───── EXTRACTED DATA ─────

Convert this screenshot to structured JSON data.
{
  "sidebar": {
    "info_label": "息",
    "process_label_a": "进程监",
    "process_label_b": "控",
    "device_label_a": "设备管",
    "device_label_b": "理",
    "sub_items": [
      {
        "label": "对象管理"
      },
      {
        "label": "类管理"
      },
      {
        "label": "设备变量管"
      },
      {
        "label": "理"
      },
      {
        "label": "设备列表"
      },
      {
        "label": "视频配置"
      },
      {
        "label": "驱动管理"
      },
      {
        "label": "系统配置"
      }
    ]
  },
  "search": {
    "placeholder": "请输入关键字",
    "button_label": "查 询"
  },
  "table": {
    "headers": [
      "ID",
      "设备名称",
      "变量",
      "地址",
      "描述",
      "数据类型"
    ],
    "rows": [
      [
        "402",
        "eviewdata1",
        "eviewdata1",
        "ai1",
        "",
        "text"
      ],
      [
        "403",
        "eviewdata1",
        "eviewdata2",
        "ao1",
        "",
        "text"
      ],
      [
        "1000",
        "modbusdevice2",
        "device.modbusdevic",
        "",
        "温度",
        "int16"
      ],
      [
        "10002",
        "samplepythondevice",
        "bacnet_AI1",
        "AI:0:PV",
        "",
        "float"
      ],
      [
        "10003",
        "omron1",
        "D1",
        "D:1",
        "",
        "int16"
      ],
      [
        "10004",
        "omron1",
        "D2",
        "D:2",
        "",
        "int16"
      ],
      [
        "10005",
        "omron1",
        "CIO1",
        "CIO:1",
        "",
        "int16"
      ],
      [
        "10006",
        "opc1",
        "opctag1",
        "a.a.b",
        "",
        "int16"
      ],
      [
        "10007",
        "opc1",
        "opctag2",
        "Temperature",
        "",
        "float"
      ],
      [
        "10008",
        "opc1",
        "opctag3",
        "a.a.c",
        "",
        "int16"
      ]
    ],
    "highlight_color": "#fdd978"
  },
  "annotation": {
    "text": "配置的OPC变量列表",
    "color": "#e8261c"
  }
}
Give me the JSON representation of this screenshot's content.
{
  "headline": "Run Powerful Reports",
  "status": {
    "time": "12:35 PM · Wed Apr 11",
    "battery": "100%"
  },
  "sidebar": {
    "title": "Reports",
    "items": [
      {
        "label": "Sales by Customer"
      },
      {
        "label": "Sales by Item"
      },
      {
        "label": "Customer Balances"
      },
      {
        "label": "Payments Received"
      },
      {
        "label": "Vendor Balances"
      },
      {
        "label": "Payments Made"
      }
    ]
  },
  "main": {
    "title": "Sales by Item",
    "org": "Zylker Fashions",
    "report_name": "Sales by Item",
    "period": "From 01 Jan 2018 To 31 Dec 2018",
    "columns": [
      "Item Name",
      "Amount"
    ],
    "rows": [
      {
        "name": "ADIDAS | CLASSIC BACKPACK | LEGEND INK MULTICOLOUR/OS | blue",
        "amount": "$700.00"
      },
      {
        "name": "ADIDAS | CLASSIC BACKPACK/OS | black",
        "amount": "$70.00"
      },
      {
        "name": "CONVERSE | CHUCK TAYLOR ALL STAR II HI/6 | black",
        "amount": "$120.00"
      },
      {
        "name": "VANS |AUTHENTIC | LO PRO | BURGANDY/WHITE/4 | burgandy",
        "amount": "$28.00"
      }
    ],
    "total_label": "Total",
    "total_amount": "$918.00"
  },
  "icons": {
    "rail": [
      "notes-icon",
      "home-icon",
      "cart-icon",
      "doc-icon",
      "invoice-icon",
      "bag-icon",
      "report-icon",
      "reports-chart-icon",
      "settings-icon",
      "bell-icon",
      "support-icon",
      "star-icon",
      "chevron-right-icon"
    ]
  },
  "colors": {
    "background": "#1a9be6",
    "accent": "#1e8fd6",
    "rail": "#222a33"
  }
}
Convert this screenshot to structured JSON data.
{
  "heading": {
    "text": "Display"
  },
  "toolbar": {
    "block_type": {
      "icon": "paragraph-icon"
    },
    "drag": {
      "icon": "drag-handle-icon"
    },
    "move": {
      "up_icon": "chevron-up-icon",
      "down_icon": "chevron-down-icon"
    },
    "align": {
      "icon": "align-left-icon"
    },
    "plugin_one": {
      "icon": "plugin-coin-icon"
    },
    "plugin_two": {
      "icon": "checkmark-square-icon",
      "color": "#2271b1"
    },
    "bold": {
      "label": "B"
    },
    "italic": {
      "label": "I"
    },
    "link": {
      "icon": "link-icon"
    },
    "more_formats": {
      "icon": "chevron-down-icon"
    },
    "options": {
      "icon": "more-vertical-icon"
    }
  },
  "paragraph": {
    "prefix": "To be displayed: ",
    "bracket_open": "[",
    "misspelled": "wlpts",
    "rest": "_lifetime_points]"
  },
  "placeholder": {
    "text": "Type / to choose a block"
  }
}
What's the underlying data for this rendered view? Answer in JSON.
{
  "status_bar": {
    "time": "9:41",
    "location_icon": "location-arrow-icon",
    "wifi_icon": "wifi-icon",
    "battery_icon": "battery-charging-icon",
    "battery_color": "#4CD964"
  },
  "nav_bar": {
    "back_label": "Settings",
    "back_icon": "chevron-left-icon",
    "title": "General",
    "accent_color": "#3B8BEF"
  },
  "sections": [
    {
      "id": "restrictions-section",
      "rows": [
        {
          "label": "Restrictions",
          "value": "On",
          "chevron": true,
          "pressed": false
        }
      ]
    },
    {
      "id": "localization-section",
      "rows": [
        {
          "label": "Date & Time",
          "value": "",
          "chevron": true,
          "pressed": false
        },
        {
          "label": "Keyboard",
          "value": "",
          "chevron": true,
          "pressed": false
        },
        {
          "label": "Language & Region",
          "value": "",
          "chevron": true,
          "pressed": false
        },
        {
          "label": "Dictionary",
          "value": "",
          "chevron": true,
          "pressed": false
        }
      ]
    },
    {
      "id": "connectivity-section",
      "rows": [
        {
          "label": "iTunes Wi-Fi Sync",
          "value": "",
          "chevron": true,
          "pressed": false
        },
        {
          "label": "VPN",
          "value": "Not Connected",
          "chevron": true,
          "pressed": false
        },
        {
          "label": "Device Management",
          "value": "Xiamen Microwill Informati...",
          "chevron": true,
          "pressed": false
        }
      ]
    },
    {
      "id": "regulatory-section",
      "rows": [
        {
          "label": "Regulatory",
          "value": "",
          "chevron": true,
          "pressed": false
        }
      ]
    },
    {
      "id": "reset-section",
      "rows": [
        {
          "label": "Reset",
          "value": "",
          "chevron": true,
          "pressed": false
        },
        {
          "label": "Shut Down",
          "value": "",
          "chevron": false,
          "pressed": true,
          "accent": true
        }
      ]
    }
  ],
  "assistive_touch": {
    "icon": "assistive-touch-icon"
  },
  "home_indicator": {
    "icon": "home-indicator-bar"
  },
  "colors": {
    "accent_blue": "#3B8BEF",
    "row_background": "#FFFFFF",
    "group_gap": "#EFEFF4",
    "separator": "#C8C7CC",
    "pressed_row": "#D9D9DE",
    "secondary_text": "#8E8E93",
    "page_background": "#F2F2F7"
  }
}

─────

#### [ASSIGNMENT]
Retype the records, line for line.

#### [TASK RESPONSE]
Convert this screenshot to structured JSON data.
{
  "sidebar": {
    "info_label": "息",
    "process_label_a": "进程监",
    "process_label_b": "控",
    "device_label_a": "设备管",
    "device_label_b": "理",
    "sub_items": [
      {
        "label": "对象管理"
      },
      {
        "label": "类管理"
      },
      {
        "label": "设备变量管"
      },
      {
        "label": "理"
      },
      {
        "label": "设备列表"
      },
      {
        "label": "视频配置"
      },
      {
        "label": "驱动管理"
      },
      {
        "label": "系统配置"
      }
    ]
  },
  "search": {
    "placeholder": "请输入关键字",
    "button_label": "查 询"
  },
  "table": {
    "headers": [
      "ID",
      "设备名称",
      "变量",
      "地址",
      "描述",
      "数据类型"
    ],
    "rows": [
      [
        "402",
        "eviewdata1",
        "eviewdata1",
        "ai1",
        "",
        "text"
      ],
      [
        "403",
        "eviewdata1",
        "eviewdata2",
        "ao1",
        "",
        "text"
      ],
      [
        "1000",
        "modbusdevice2",
        "device.modbusdevic",
        "",
        "温度",
        "int16"
      ],
      [
        "10002",
        "samplepythondevice",
        "bacnet_AI1",
        "AI:0:PV",
        "",
        "float"
      ],
      [
        "10003",
        "omron1",
        "D1",
        "D:1",
        "",
        "int16"
      ],
      [
        "10004",
        "omron1",
        "D2",
        "D:2",
        "",
        "int16"
      ],
      [
        "10005",
        "omron1",
        "CIO1",
        "CIO:1",
        "",
        "int16"
      ],
      [
        "10006",
        "opc1",
        "opctag1",
        "a.a.b",
        "",
        "int16"
      ],
      [
        "10007",
        "opc1",
        "opctag2",
        "Temperature",
        "",
        "float"
      ],
      [
        "10008",
        "opc1",
        "opctag3",
        "a.a.c",
        "",
        "int16"
      ]
    ],
    "highlight_color": "#fdd978"
  },
  "annotation": {
    "text": "配置的OPC变量列表",
    "color": "#e8261c"
  }
}
Give me the JSON representation of this screenshot's content.
{
  "headline": "Run Powerful Reports",
  "status": {
    "time": "12:35 PM · Wed Apr 11",
    "battery": "100%"
  },
  "sidebar": {
    "title": "Reports",
    "items": [
      {
        "label": "Sales by Customer"
      },
      {
        "label": "Sales by Item"
      },
      {
        "label": "Customer Balances"
      },
      {
        "label": "Payments Received"
      },
      {
        "label": "Vendor Balances"
      },
      {
        "label": "Payments Made"
      }
    ]
  },
  "main": {
    "title": "Sales by Item",
    "org": "Zylker Fashions",
    "report_name": "Sales by Item",
    "period": "From 01 Jan 2018 To 31 Dec 2018",
    "columns": [
      "Item Name",
      "Amount"
    ],
    "rows": [
      {
        "name": "ADIDAS | CLASSIC BACKPACK | LEGEND INK MULTICOLOUR/OS | blue",
        "amount": "$700.00"
      },
      {
        "name": "ADIDAS | CLASSIC BACKPACK/OS | black",
        "amount": "$70.00"
      },
      {
        "name": "CONVERSE | CHUCK TAYLOR ALL STAR II HI/6 | black",
        "amount": "$120.00"
      },
      {
        "name": "VANS |AUTHENTIC | LO PRO | BURGANDY/WHITE/4 | burgandy",
        "amount": "$28.00"
      }
    ],
    "total_label": "Total",
    "total_amount": "$918.00"
  },
  "icons": {
    "rail": [
      "notes-icon",
      "home-icon",
      "cart-icon",
      "doc-icon",
      "invoice-icon",
      "bag-icon",
      "report-icon",
      "reports-chart-icon",
      "settings-icon",
      "bell-icon",
      "support-icon",
      "star-icon",
      "chevron-right-icon"
    ]
  },
  "colors": {
    "background": "#1a9be6",
    "accent": "#1e8fd6",
    "rail": "#222a33"
  }
}
Convert this screenshot to structured JSON data.
{
  "heading": {
    "text": "Display"
  },
  "toolbar": {
    "block_type": {
      "icon": "paragraph-icon"
    },
    "drag": {
      "icon": "drag-handle-icon"
    },
    "move": {
      "up_icon": "chevron-up-icon",
      "down_icon": "chevron-down-icon"
    },
    "align": {
      "icon": "align-left-icon"
    },
    "plugin_one": {
      "icon": "plugin-coin-icon"
    },
    "plugin_two": {
      "icon": "checkmark-square-icon",
      "color": "#2271b1"
    },
    "bold": {
      "label": "B"
    },
    "italic": {
      "label": "I"
    },
    "link": {
      "icon": "link-icon"
    },
    "more_formats": {
      "icon": "chevron-down-icon"
    },
    "options": {
      "icon": "more-vertical-icon"
    }
  },
  "paragraph": {
    "prefix": "To be displayed: ",
    "bracket_open": "[",
    "misspelled": "wlpts",
    "rest": "_lifetime_points]"
  },
  "placeholder": {
    "text": "Type / to choose a block"
  }
}
What's the underlying data for this rendered view? Answer in JSON.
{
  "status_bar": {
    "time": "9:41",
    "location_icon": "location-arrow-icon",
    "wifi_icon": "wifi-icon",
    "battery_icon": "battery-charging-icon",
    "battery_color": "#4CD964"
  },
  "nav_bar": {
    "back_label": "Settings",
    "back_icon": "chevron-left-icon",
    "title": "General",
    "accent_color": "#3B8BEF"
  },
  "sections": [
    {
      "id": "restrictions-section",
      "rows": [
        {
          "label": "Restrictions",
          "value": "On",
          "chevron": true,
          "pressed": false
        }
      ]
    },
    {
      "id": "localization-section",
      "rows": [
        {
          "label": "Date & Time",
          "value": "",
          "chevron": true,
          "pressed": false
        },
        {
          "label": "Keyboard",
          "value": "",
          "chevron": true,
          "pressed": false
        },
        {
          "label": "Language & Region",
          "value": "",
          "chevron": true,
          "pressed": false
        },
        {
          "label": "Dictionary",
          "value": "",
          "chevron": true,
          "pressed": false
        }
      ]
    },
    {
      "id": "connectivity-section",
      "rows": [
        {
          "label": "iTunes Wi-Fi Sync",
          "value": "",
          "chevron": true,
          "pressed": false
        },
        {
          "label": "VPN",
          "value": "Not Connected",
          "chevron": true,
          "pressed": false
        },
        {
          "label": "Device Management",
          "value": "Xiamen Microwill Informati...",
          "chevron": true,
          "pressed": false
        }
      ]
    },
    {
      "id": "regulatory-section",
      "rows": [
        {
          "label": "Regulatory",
          "value": "",
          "chevron": true,
          "pressed": false
        }
      ]
    },
    {
      "id": "reset-section",
      "rows": [
        {
          "label": "Reset",
          "value": "",
          "chevron": true,
          "pressed": false
        },
        {
          "label": "Shut Down",
          "value": "",
          "chevron": false,
          "pressed": true,
          "accent": true
        }
      ]
    }
  ],
  "assistive_touch": {
    "icon": "assistive-touch-icon"
  },
  "home_indicator": {
    "icon": "home-indicator-bar"
  },
  "colors": {
    "accent_blue": "#3B8BEF",
    "row_background": "#FFFFFF",
    "group_gap": "#EFEFF4",
    "separator": "#C8C7CC",
    "pressed_row": "#D9D9DE",
    "secondary_text": "#8E8E93",
    "page_background": "#F2F2F7"
  }
}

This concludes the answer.